The final seal of Mandela’s greatness was his decision to retire from leadership of ANC and government. With his and ANC’s unassailable popularity, Mandela could have effortlessly remained ANC leader and president of South Africa in 1999 when he chose to retire.
Mandela and the ANC had promised (in 1990) to takeover the apartheid economy, including banks. This did not happen after taking power. Instead, the Mandela government promoted privatisation. Mandela was increasingly seen by fellow blacks as being too cozy with wealthy Whites from corporates that had benefited from apartheid.
Therefore, if Mandela had stayed on as President, it’s quite likely that his legacy would have been significantly dented by the performance of the ANC government.
If he had taken radical steps against the apartheid economy, it may have had disastrous consequences as it turned out in Zimbabwe. On the other hand, not taking radical measures would have maintained an economic apartheid, as it has; resulting in massive discontent.
Regrettably, under his successors, corruption and extreme neoliberalism have undermined the de-segregation process of socio-economic programmes. Injustices similar to the apartheid times are evident; like the massacre of 34 miners at Marikana in 2012 (that evoked comparisons with the Sharpeville massacre); evictions of blacks reminiscent of apartheid have taken place and income disparities between privileged black and ordinary people has greatly widened.
A few black faces have been co-opted onto white boards of the corporates and business continued as usual. It is against this background that Mandela’s successor and comrade-in-arms, President Jacob Zuma, was embarrassingly booed at the memorial service.
So a closer and honest engagement with their people in the process of ending the humiliating conditions under which many still live is necessary.

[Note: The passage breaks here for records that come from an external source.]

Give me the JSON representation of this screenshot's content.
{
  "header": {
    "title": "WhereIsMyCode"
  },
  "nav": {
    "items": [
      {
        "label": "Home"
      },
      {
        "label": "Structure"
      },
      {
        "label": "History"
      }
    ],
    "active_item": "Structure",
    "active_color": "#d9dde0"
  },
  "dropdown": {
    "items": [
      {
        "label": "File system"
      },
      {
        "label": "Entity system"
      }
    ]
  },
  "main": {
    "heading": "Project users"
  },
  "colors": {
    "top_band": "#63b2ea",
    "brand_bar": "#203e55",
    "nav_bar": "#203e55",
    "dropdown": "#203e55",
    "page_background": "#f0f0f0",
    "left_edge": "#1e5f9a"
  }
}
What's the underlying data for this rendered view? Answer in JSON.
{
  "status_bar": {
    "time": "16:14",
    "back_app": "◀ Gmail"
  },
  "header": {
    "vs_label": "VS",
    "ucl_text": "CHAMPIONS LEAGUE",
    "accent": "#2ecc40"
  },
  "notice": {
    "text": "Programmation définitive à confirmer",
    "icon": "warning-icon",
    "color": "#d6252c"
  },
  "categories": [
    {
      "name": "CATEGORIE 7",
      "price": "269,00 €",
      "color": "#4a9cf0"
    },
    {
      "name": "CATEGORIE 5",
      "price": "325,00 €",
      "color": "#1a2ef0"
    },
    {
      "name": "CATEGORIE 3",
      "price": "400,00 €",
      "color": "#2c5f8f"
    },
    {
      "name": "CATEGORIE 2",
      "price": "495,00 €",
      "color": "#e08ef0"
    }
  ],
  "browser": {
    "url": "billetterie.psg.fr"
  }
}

This will immortalise the ANC struggle, to which many Africans and people around the world generously contributed, and fortify the Mandela legacy.
The moral of Mandela’s legacy is that unwavering pursuit of freedom and justice for all; compassion, magnanimity and reconciliation; and above all, the humility to know that you’re only human, fallible and with limited capacity and power are essential attributes.
An enduring legacy and greatness is not achieved through acquiring or sharing of material goods but through the experiencing and sharing of humanness- “UBUNTU”. Ubuntu is possibly the human expression of the love of God.
Dr Besigye is the former FDC president